The speed zones in Toronto Harbour are enforceable under the Canadian Marine Act. The Toronto Police Service’s Marine Unit can issue tickets for violations, which can result in a fine of $400, or in some cases violators will be given a court date to appear in answer to their infractions.

Unless otherwise authorized by the authority:

  1. No vessel shall exceed a speed of 5 knots (10 kilometres per hour) within 150 metres of any shoreline or breakwater.
  2. Except as provided for above, no vessel shall exceed 10 knots (19 kilometres per hour) elsewhere within Toronto’s “Inner” and “Outer” Harbours.
  3. No vessel shall produce a wake within Toronto Island lagoons, nor navigable waters between the shoreline and Western Breakwater.


Swimming is not permitted in the Toronto Harbour water, except in a designated area as authorized by posted signs, or with written authorization of the Port Authority.

Swimming zones are located near authorized Toronto beaches.


Powered Vessel Operator’s Permit

Recreational boaters operating a powered vessel within the Port of Toronto must have a Powered Vessel Operator's permit and a proof of competency, such as a Pleasure Craft Operator Card.

The Powered Vessel Operator’s Permit is issued by the Toronto Port Authority.

The Pleasure Craft Operator Card is issued by Transport Canada for all Canadian waterways.
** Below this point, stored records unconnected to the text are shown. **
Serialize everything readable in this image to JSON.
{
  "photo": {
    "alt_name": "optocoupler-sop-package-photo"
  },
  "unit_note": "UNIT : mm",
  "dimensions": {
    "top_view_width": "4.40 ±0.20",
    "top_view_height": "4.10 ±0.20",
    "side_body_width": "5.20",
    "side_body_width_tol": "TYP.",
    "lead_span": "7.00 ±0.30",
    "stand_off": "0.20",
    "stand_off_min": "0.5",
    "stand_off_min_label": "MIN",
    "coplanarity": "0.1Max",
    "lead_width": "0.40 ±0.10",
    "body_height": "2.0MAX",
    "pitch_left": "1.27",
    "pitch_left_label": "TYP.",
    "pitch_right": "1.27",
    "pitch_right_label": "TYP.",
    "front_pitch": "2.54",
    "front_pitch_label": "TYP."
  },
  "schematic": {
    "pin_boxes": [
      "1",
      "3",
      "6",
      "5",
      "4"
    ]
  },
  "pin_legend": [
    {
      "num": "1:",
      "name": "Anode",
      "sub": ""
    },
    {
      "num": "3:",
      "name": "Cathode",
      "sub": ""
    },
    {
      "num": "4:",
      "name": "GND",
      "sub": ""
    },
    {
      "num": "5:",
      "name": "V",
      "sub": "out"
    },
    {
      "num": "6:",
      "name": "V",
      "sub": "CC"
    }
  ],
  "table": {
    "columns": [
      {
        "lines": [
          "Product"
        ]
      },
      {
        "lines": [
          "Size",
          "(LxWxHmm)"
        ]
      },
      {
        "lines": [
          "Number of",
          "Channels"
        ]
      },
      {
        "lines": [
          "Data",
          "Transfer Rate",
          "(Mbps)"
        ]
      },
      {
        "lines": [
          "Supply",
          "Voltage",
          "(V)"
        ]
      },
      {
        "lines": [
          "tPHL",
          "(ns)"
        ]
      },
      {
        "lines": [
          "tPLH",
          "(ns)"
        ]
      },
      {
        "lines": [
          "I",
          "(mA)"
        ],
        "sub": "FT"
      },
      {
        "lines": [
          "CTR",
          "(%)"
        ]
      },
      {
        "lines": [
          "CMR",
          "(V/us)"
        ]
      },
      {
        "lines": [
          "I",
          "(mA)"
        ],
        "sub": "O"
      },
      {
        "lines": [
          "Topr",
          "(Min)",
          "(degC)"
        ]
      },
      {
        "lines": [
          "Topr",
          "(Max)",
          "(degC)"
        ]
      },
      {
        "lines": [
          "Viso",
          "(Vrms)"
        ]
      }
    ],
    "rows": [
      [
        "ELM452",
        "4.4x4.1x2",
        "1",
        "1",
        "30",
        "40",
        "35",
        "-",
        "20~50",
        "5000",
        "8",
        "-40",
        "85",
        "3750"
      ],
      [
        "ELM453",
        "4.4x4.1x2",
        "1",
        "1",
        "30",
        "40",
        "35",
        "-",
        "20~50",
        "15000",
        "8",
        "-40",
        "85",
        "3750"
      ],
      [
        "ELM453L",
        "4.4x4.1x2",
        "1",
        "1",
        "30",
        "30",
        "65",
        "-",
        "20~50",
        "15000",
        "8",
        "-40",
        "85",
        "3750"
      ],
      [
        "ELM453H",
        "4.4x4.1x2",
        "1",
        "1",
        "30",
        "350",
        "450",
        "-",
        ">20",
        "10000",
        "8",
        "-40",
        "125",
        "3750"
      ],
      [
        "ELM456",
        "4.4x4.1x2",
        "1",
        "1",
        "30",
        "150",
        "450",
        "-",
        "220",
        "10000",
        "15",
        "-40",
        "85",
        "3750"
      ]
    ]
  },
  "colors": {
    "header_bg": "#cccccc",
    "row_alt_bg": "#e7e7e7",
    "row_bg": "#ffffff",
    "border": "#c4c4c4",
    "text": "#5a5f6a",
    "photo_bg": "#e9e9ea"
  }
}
Boat Sober

Alcohol, cannabis or prescription drugs will impair your ability to operate any vehicle.

In addition to driving cars and trucks, impaired driving laws also apply to those operating boats, snowmobiles and off-road vehicles.

In Ontario, an impaired operation conviction in relation to a boat may result in the suspension of an individual's driving privileges.

Learn more about Ontario Impaired Driving rules here.

Before you spend time on the water, make sure your boat is properly equipped with the safety items that are required to have on board. Check ahead that the weather forecast is suitable for the trip, you have sufficient fuel and supplies, and you have a sail plan (see below).

Bring a fully charged cellphone with you in case of an emergency.

Your Sail Plan

A Sail Plan is not limited to sailors. Everyone should have a sail plan for safety reasons. When you are planning to spend time on the water, whether it is for a few hours or a few days, a Sail Plan, is one of the most important lifesaving tools.

Tell someone your plan and include the following information:

  • Where you are going and the route you plan to take
  • When you are planning to be off the water, in case you don’t return
  • When you are leaving
  • The people who are going with you
  • Details about your watercraft

Boating Safety Resources

Take a Boating Course

Everyone who operates a power-driven boat needs proof of competency, which is something that shows an understanding of the basic rules and how to safely operate a boat. The Pleasure Craft Operator Card is the most common proof of competency. You can get a Pleasure Craft Operator Card by passing an accredited boating safety course.

Advanced courses are available to increase your boating and water knowledge. Training is available for people who prefer to paddle.

Pleasure Craft Licence

When you buy a boat, you need to get a Pleasure Craft Licence, which is a document with a unique licence number for your pleasure craft. The number serves as identification for the vessel and allows search and rescue personnel to access important information in an emergency.

Boating Safety App

The Discover Boating app gives you information about key rules, guidelines, and best practices that will help you and your family stay safe on water. It works online, offline and offshore.

Learn about our Marine Unit